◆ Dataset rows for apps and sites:
• • • •

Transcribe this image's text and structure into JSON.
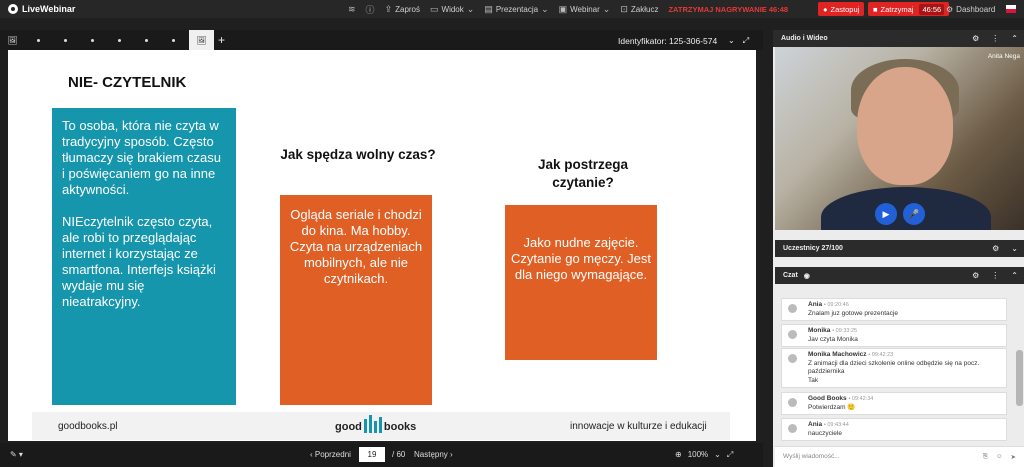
{
  "app": {
    "name": "LiveWebinar"
  },
  "topnav": {
    "invite": "Zaproś",
    "view": "Widok",
    "presentation": "Prezentacja",
    "webinar": "Webinar",
    "close": "Zakłucz",
    "recording_status": "ZATRZYMAJ NAGRYWANIE 46:48",
    "leave": "Zastopuj",
    "stop": "Zatrzymaj",
    "timer": "46:56",
    "dashboard": "Dashboard"
  },
  "presentation_toolbar": {
    "identifier": "Identyfikator: 125-306-574"
  },
  "slide": {
    "title": "NIE- CZYTELNIK",
    "box1_p1": "To osoba, która nie czyta w tradycyjny sposób. Często tłumaczy się brakiem czasu i poświęcaniem go na inne aktywności.",
    "box1_p2": "NIEczytelnik często czyta, ale robi to przeglądając internet i korzystając ze smartfona. Interfejs książki wydaje mu się nieatrakcyjny.",
    "question1": "Jak spędza wolny czas?",
    "box2": "Ogląda seriale i chodzi do kina. Ma hobby. Czyta na urządzeniach mobilnych, ale nie czytnikach.",
    "question2": "Jak postrzega czytanie?",
    "box3": "Jako nudne zajęcie. Czytanie go męczy. Jest dla niego wymagające.",
    "footer_left": "goodbooks.pl",
    "footer_logo_left": "good",
    "footer_logo_right": "books",
    "footer_right": "innowacje w kulturze i edukacji"
  },
  "bottom_toolbar": {
    "prev": "Poprzedni",
    "page": "19",
    "page_count": "/ 60",
    "next": "Następny",
    "zoom": "100%"
  },
  "right_panel": {
    "audio_video": "Audio i Wideo",
    "video_name": "Anita Nega",
    "participants": "Uczestnicy 27/100",
    "chat": "Czat",
    "messages": [
      {
        "author": "Ania",
        "time": "• 09:20:46",
        "text": "Znalam juz gotowe prezentacje"
      },
      {
        "author": "Monika",
        "time": "• 09:33:25",
        "text": "Jav czyta Monika"
      },
      {
        "author": "Monika Machowicz",
        "time": "• 09:42:23",
        "text": "Z animacji dla dzieci szkolenie online odbędzie się na pocz. października",
        "extra": "Tak"
      },
      {
        "author": "Good Books",
        "time": "• 09:42:34",
        "text": "Potwierdzam 🙂"
      },
      {
        "author": "Ania",
        "time": "• 09:43:44",
        "text": "nauczyciele"
      }
    ],
    "chat_placeholder": "Wyślij wiadomość..."
  },
  "colors": {
    "teal": "#1696ad",
    "orange": "#e05f25",
    "red": "#e02424",
    "blue": "#2260d8"
  }
}
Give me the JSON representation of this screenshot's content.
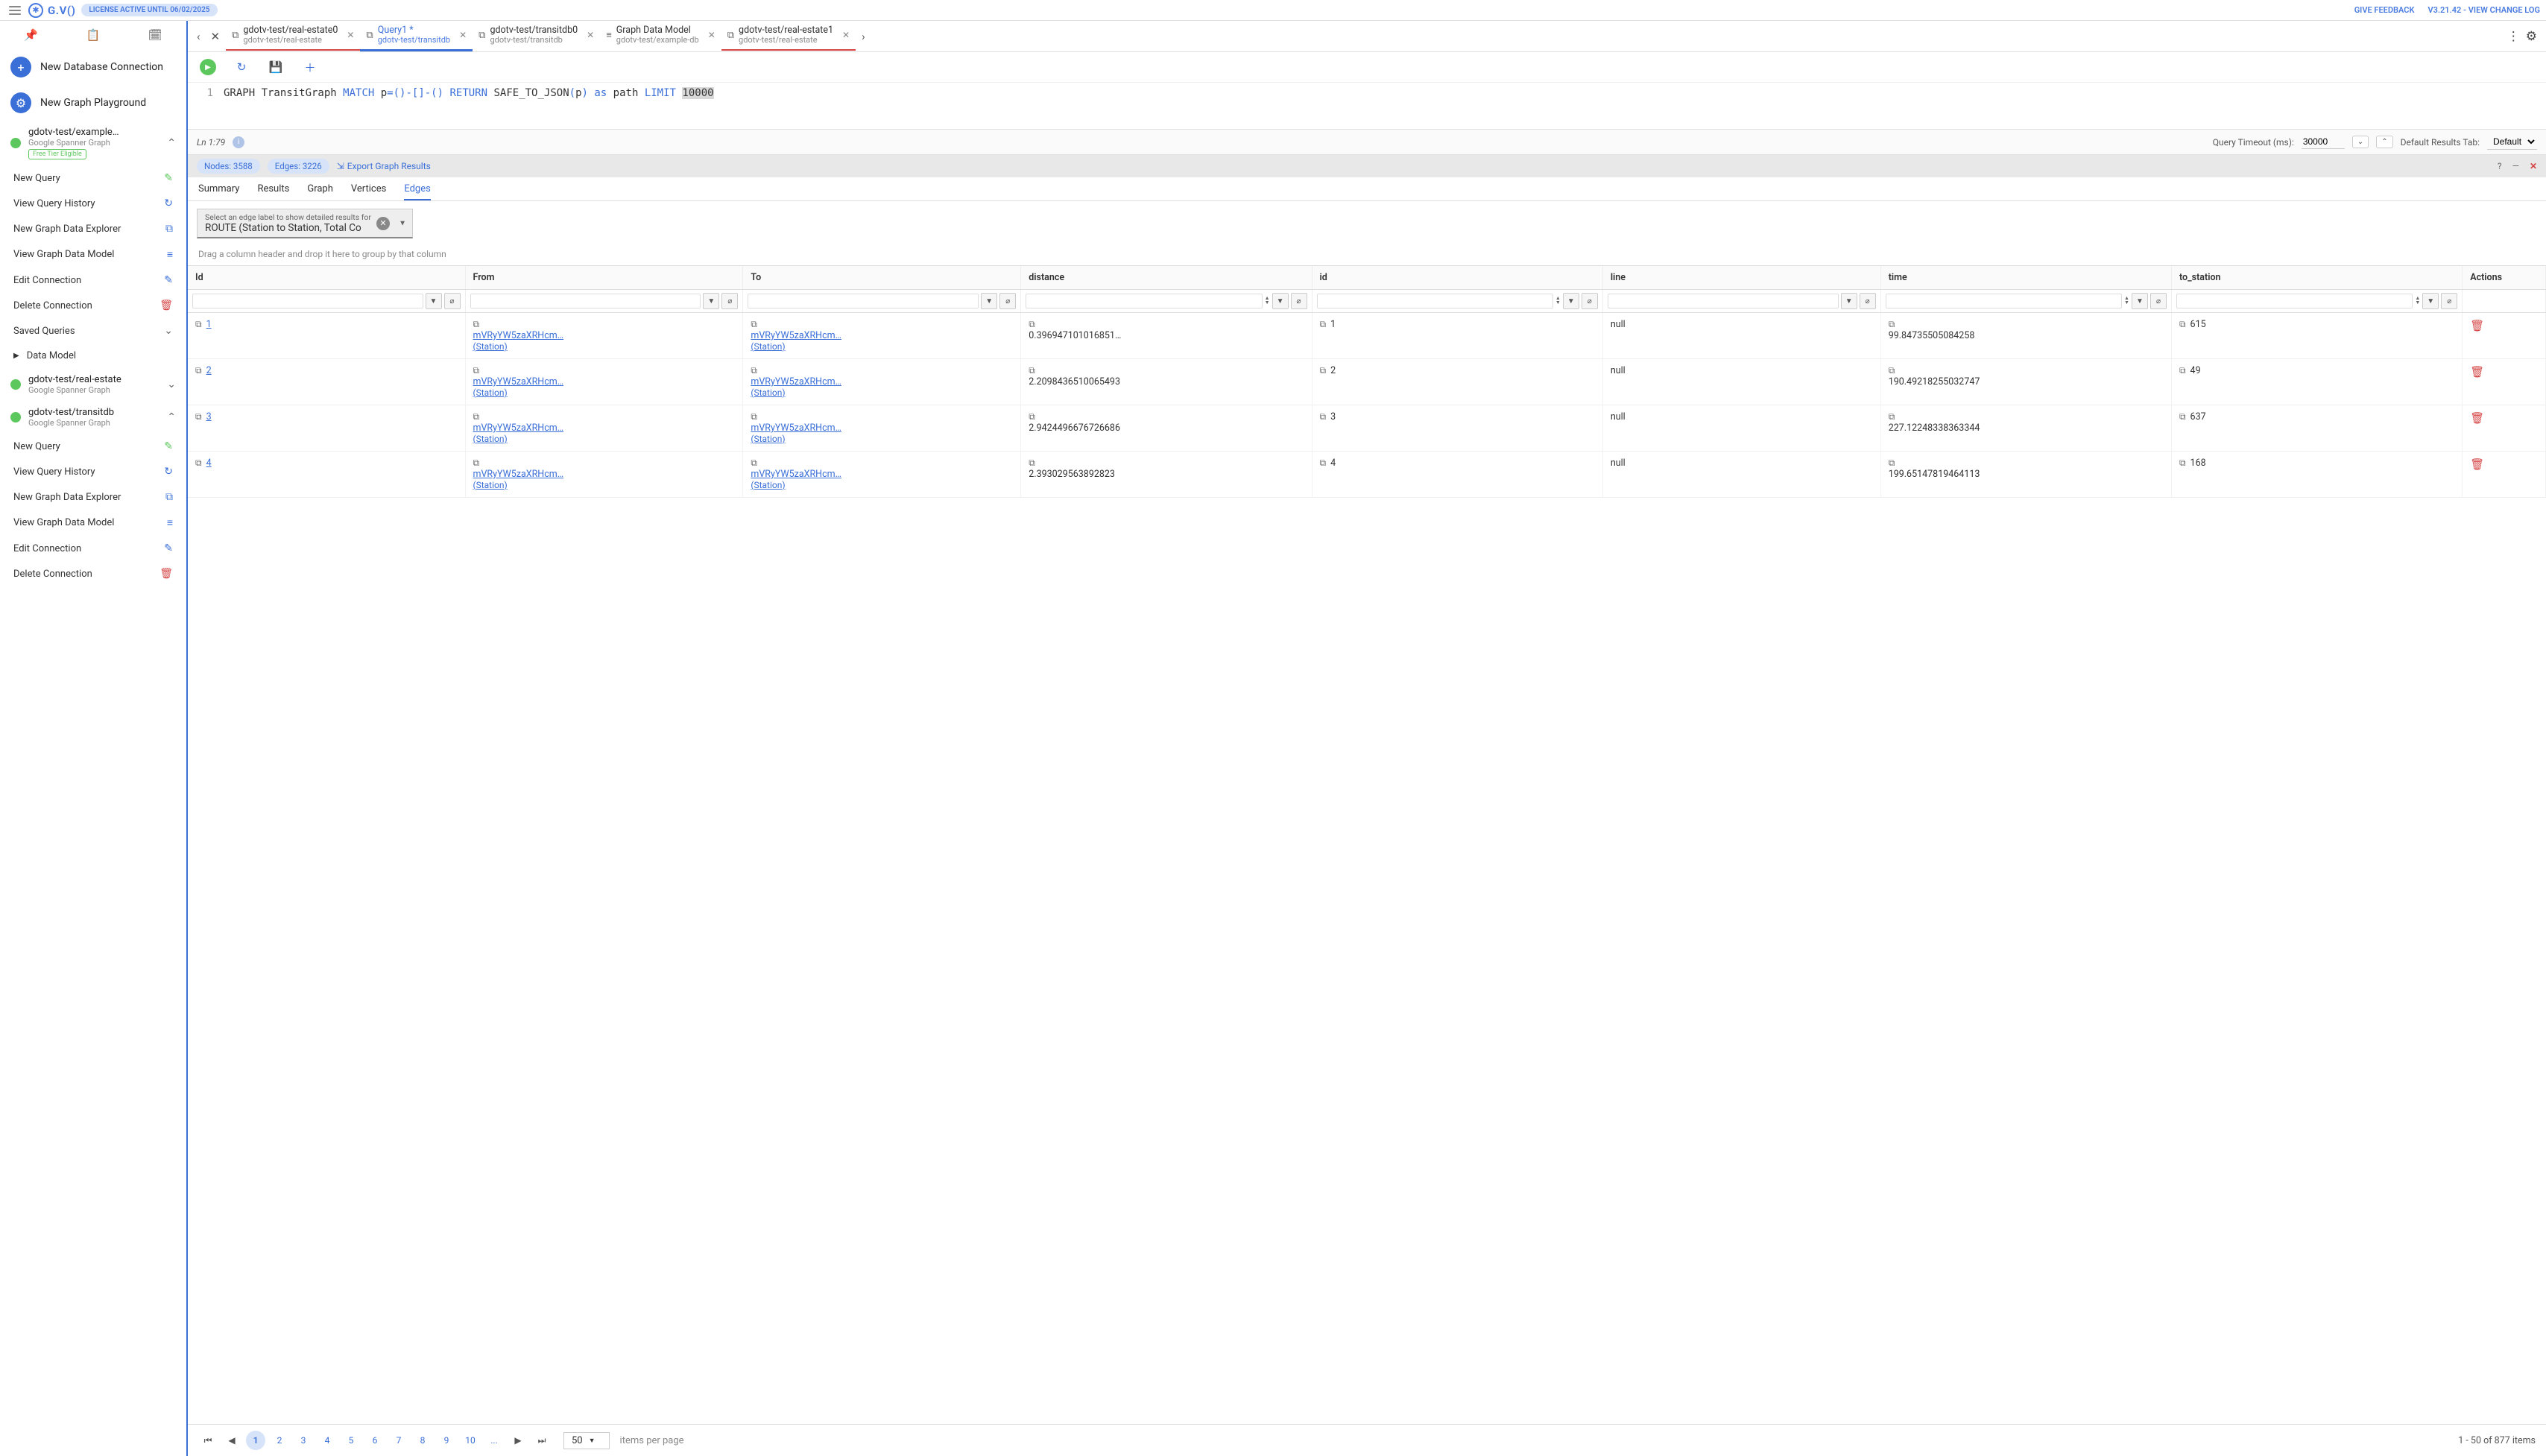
{
  "topbar": {
    "logo_text": "G.V()",
    "license": "LICENSE ACTIVE UNTIL 06/02/2025",
    "feedback": "GIVE FEEDBACK",
    "version": "V3.21.42 - VIEW CHANGE LOG"
  },
  "sidebar": {
    "new_db": "New Database Connection",
    "new_pg": "New Graph Playground",
    "connections": [
      {
        "name": "gdotv-test/example…",
        "sub": "Google Spanner Graph",
        "badge": "Free Tier Eligible",
        "expanded": true,
        "items": [
          {
            "label": "New Query",
            "icon": "wand",
            "color": "green"
          },
          {
            "label": "View Query History",
            "icon": "history",
            "color": "blue"
          },
          {
            "label": "New Graph Data Explorer",
            "icon": "explorer",
            "color": "blue"
          },
          {
            "label": "View Graph Data Model",
            "icon": "db",
            "color": "blue"
          },
          {
            "label": "Edit Connection",
            "icon": "edit",
            "color": "blue"
          },
          {
            "label": "Delete Connection",
            "icon": "trash",
            "color": "red"
          }
        ],
        "saved": "Saved Queries",
        "data_model": "Data Model"
      },
      {
        "name": "gdotv-test/real-estate",
        "sub": "Google Spanner Graph",
        "expanded": false
      },
      {
        "name": "gdotv-test/transitdb",
        "sub": "Google Spanner Graph",
        "expanded": true,
        "items": [
          {
            "label": "New Query",
            "icon": "wand",
            "color": "green"
          },
          {
            "label": "View Query History",
            "icon": "history",
            "color": "blue"
          },
          {
            "label": "New Graph Data Explorer",
            "icon": "explorer",
            "color": "blue"
          },
          {
            "label": "View Graph Data Model",
            "icon": "db",
            "color": "blue"
          },
          {
            "label": "Edit Connection",
            "icon": "edit",
            "color": "blue"
          },
          {
            "label": "Delete Connection",
            "icon": "trash",
            "color": "red"
          }
        ]
      }
    ]
  },
  "tabs": {
    "list": [
      {
        "title": "gdotv-test/real-estate0",
        "sub": "gdotv-test/real-estate",
        "redline": true
      },
      {
        "title": "Query1 *",
        "sub": "gdotv-test/transitdb",
        "active": true,
        "dirty": true
      },
      {
        "title": "gdotv-test/transitdb0",
        "sub": "gdotv-test/transitdb"
      },
      {
        "title": "Graph Data Model",
        "sub": "gdotv-test/example-db",
        "icon": "db"
      },
      {
        "title": "gdotv-test/real-estate1",
        "sub": "gdotv-test/real-estate",
        "redline": true
      }
    ]
  },
  "editor": {
    "line_no": "1",
    "tokens": {
      "t0": "GRAPH TransitGraph ",
      "t1": "MATCH",
      "t2": " p",
      "t3": "=()-[]-()",
      "t4": " RETURN",
      "t5": " SAFE_TO_JSON",
      "t6": "(",
      "t7": "p",
      "t8": ")",
      "t9": " as",
      "t10": " path ",
      "t11": "LIMIT",
      "t12": " ",
      "t13": "10000"
    }
  },
  "status": {
    "pos": "Ln 1:79",
    "timeout_label": "Query Timeout (ms):",
    "timeout_val": "30000",
    "default_tab_label": "Default Results Tab:",
    "default_tab_val": "Default"
  },
  "results": {
    "nodes": "Nodes: 3588",
    "edges": "Edges: 3226",
    "export": "Export Graph Results",
    "tabs": [
      "Summary",
      "Results",
      "Graph",
      "Vertices",
      "Edges"
    ],
    "active_tab": "Edges",
    "filter_label": "Select an edge label to show detailed results for",
    "filter_value": "ROUTE (Station to Station, Total Co",
    "group_hint": "Drag a column header and drop it here to group by that column",
    "columns": [
      "Id",
      "From",
      "To",
      "distance",
      "id",
      "line",
      "time",
      "to_station",
      "Actions"
    ],
    "rows": [
      {
        "n": "1",
        "from": "mVRyYW5zaXRHcm…",
        "from_t": "(Station)",
        "to": "mVRyYW5zaXRHcm…",
        "to_t": "(Station)",
        "dist": "0.396947101016851…",
        "id": "1",
        "line": "null",
        "time": "99.84735505084258",
        "tos": "615"
      },
      {
        "n": "2",
        "from": "mVRyYW5zaXRHcm…",
        "from_t": "(Station)",
        "to": "mVRyYW5zaXRHcm…",
        "to_t": "(Station)",
        "dist": "2.2098436510065493",
        "id": "2",
        "line": "null",
        "time": "190.49218255032747",
        "tos": "49"
      },
      {
        "n": "3",
        "from": "mVRyYW5zaXRHcm…",
        "from_t": "(Station)",
        "to": "mVRyYW5zaXRHcm…",
        "to_t": "(Station)",
        "dist": "2.9424496676726686",
        "id": "3",
        "line": "null",
        "time": "227.12248338363344",
        "tos": "637"
      },
      {
        "n": "4",
        "from": "mVRyYW5zaXRHcm…",
        "from_t": "(Station)",
        "to": "mVRyYW5zaXRHcm…",
        "to_t": "(Station)",
        "dist": "2.393029563892823",
        "id": "4",
        "line": "null",
        "time": "199.65147819464113",
        "tos": "168"
      }
    ]
  },
  "pager": {
    "pages": [
      "1",
      "2",
      "3",
      "4",
      "5",
      "6",
      "7",
      "8",
      "9",
      "10",
      "..."
    ],
    "active": "1",
    "size": "50",
    "size_label": "items per page",
    "info": "1 - 50 of 877 items"
  }
}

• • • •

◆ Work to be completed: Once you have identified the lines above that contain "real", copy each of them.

◆ Response box:
        "name": "gdotv-test/real-estate",
        "title": "gdotv-test/real-estate0",
        "sub": "gdotv-test/real-estate",
        "title": "gdotv-test/real-estate1",
        "sub": "gdotv-test/real-estate",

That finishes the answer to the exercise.